» **Exercise**
In the listing below, find every line containing "Processus" and copy it out.

***

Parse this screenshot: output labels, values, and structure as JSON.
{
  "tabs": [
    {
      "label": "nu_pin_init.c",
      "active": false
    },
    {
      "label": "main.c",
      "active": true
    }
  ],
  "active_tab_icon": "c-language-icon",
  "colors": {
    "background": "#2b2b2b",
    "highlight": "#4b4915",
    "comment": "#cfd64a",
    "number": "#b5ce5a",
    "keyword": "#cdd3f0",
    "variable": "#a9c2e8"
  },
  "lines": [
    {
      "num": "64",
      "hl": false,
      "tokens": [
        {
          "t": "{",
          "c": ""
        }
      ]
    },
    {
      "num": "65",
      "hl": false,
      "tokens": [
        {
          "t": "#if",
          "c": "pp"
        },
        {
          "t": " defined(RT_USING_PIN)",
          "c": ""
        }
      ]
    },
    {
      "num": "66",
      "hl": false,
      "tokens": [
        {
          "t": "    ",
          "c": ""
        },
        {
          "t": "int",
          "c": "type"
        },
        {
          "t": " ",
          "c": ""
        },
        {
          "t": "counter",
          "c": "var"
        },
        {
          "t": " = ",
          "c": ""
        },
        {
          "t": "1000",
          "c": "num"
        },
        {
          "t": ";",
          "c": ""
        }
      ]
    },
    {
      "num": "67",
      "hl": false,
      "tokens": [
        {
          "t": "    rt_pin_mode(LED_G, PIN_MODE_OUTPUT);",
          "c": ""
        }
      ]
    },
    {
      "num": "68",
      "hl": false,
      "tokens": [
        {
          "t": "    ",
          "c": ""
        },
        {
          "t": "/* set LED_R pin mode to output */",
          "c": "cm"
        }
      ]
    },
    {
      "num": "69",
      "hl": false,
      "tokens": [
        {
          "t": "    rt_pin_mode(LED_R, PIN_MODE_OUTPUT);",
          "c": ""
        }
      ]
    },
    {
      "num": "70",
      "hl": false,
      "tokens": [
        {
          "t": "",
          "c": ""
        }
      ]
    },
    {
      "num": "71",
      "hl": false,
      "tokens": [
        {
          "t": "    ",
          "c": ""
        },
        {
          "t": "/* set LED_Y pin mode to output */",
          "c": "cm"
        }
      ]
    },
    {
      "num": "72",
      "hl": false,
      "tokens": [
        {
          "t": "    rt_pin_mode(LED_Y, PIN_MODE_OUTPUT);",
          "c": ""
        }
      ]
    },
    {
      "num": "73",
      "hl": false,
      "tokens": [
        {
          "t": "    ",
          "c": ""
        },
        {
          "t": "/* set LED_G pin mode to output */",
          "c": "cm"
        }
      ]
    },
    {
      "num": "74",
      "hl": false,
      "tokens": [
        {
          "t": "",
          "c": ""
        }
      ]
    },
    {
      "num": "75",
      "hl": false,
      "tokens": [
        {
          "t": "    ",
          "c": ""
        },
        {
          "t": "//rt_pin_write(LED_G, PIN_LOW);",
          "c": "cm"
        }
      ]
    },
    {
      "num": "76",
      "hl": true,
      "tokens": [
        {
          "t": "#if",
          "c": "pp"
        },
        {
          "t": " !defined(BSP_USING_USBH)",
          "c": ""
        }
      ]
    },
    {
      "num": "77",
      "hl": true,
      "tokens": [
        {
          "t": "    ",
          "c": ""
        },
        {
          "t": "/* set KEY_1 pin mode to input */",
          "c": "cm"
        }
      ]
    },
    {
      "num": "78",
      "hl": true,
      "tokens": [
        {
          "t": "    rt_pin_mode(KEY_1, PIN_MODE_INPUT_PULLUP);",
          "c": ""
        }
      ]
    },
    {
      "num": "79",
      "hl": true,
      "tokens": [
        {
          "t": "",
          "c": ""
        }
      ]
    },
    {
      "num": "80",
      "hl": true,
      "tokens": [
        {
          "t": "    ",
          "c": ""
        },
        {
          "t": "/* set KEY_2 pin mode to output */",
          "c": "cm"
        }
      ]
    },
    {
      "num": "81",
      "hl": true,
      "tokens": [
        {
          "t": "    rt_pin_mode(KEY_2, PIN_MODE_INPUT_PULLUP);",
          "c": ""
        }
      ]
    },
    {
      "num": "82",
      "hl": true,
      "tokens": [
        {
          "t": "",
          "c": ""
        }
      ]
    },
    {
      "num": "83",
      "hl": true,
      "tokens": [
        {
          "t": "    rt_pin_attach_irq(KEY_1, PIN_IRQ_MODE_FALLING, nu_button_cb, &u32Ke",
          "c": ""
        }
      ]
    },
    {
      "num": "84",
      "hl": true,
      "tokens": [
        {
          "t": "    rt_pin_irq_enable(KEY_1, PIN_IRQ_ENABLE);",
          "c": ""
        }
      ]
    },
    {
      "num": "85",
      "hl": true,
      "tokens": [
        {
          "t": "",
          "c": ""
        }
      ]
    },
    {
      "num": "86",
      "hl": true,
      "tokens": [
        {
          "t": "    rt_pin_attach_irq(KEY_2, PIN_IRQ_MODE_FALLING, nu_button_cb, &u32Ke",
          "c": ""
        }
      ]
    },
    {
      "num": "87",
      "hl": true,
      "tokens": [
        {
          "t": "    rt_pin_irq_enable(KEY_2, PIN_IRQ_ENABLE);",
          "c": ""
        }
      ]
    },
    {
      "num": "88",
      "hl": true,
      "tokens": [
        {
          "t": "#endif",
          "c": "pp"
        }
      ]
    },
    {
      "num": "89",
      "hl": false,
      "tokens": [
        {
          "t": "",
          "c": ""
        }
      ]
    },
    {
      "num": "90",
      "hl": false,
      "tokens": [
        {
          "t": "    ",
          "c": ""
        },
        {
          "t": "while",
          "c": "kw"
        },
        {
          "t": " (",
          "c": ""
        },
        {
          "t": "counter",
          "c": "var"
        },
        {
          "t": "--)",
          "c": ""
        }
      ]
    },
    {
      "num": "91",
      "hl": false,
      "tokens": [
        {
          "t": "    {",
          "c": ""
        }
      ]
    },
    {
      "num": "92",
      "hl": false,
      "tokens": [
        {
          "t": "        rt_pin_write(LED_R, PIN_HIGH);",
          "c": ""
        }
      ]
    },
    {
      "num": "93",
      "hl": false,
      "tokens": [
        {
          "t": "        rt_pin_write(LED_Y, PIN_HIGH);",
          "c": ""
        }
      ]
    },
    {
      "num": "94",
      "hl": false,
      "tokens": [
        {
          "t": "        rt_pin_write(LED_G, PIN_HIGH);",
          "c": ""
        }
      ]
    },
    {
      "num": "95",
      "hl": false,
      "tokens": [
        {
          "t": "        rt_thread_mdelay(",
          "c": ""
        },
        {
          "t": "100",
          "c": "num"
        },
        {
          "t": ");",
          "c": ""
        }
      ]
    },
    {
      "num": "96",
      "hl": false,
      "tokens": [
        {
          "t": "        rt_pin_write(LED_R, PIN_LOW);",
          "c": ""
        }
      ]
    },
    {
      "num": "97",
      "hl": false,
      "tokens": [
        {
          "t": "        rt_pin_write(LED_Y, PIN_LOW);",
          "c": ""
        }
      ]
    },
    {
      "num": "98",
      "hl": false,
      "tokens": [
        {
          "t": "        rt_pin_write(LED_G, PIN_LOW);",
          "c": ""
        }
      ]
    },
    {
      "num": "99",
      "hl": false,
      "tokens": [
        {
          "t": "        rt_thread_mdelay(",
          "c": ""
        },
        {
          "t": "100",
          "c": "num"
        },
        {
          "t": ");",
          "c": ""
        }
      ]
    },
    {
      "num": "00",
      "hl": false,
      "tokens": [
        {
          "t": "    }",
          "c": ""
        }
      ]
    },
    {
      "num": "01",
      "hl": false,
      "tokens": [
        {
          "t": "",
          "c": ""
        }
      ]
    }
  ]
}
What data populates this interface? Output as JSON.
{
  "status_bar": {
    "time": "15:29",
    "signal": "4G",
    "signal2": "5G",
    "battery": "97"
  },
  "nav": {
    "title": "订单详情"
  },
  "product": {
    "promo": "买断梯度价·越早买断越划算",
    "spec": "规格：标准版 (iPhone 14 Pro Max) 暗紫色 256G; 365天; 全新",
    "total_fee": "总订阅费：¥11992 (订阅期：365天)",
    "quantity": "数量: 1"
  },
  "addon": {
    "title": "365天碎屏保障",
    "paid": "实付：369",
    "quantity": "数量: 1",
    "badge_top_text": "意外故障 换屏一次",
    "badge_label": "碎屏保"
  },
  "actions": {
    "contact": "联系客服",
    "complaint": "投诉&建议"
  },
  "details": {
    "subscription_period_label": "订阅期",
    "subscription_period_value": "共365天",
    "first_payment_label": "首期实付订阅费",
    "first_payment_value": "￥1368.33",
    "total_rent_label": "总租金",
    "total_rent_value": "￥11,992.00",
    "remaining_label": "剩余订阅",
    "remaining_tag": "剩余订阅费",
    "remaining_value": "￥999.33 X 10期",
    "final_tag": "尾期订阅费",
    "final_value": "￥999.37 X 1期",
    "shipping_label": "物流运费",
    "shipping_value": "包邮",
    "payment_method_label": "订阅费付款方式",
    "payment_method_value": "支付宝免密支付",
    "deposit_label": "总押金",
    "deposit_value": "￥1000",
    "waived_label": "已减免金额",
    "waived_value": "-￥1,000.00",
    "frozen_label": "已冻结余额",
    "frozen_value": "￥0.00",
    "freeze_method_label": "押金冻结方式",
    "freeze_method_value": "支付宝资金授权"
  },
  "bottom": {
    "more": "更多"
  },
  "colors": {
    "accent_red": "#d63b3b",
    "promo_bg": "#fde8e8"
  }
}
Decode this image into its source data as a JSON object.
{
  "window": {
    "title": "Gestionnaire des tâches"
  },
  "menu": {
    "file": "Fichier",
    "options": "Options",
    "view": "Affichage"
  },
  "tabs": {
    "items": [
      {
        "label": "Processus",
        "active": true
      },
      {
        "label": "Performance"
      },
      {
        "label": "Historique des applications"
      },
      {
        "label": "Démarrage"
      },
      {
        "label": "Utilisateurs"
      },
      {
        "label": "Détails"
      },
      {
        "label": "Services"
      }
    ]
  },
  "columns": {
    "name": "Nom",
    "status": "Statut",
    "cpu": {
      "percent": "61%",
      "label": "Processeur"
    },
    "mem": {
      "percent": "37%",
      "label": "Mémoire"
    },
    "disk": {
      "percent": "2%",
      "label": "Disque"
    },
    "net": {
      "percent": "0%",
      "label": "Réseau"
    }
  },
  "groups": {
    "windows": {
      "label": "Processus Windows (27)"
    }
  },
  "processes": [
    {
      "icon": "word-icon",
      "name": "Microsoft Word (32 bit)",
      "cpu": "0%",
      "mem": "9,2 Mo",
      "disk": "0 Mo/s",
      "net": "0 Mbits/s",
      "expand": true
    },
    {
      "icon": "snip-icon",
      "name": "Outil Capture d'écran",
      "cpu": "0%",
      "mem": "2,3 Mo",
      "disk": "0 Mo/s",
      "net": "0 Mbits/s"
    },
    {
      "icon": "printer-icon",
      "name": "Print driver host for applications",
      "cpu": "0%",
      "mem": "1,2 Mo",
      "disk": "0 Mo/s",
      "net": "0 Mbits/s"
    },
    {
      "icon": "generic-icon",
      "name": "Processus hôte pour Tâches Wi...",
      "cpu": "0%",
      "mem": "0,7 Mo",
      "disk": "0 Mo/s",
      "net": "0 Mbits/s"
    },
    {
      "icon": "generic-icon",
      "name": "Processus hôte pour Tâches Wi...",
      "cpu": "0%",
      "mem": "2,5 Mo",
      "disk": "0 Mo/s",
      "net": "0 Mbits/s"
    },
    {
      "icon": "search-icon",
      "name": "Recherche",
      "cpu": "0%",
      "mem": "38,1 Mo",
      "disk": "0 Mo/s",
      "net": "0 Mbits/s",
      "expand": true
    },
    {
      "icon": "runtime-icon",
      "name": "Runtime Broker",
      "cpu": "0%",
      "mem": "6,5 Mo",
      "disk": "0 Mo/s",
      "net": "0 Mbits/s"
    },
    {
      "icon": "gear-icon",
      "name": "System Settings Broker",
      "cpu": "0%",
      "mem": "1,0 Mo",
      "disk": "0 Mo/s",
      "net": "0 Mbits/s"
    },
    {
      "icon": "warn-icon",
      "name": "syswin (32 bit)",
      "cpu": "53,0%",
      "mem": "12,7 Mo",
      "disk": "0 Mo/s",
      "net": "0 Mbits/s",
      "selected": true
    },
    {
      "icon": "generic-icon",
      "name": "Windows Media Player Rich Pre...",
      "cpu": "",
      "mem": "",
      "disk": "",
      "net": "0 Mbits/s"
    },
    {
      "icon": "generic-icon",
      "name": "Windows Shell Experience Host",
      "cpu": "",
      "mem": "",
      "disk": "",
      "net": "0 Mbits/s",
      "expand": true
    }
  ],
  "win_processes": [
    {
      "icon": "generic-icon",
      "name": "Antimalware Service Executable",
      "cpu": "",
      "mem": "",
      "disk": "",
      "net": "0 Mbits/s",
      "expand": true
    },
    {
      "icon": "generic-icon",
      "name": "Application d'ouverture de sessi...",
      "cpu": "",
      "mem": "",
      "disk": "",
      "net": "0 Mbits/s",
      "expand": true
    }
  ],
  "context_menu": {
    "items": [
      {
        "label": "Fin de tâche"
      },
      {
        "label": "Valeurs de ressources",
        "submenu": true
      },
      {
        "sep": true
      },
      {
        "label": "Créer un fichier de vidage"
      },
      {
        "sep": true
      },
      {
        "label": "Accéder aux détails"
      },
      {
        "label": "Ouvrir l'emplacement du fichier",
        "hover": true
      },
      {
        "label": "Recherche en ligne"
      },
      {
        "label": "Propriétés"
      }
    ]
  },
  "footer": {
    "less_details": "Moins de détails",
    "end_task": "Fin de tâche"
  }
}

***

» **Result of this exercise**
        "label": "Processus",
      "label": "Processus Windows (27)"
      "name": "Processus hôte pour Tâches Wi...",
      "name": "Processus hôte pour Tâches Wi...",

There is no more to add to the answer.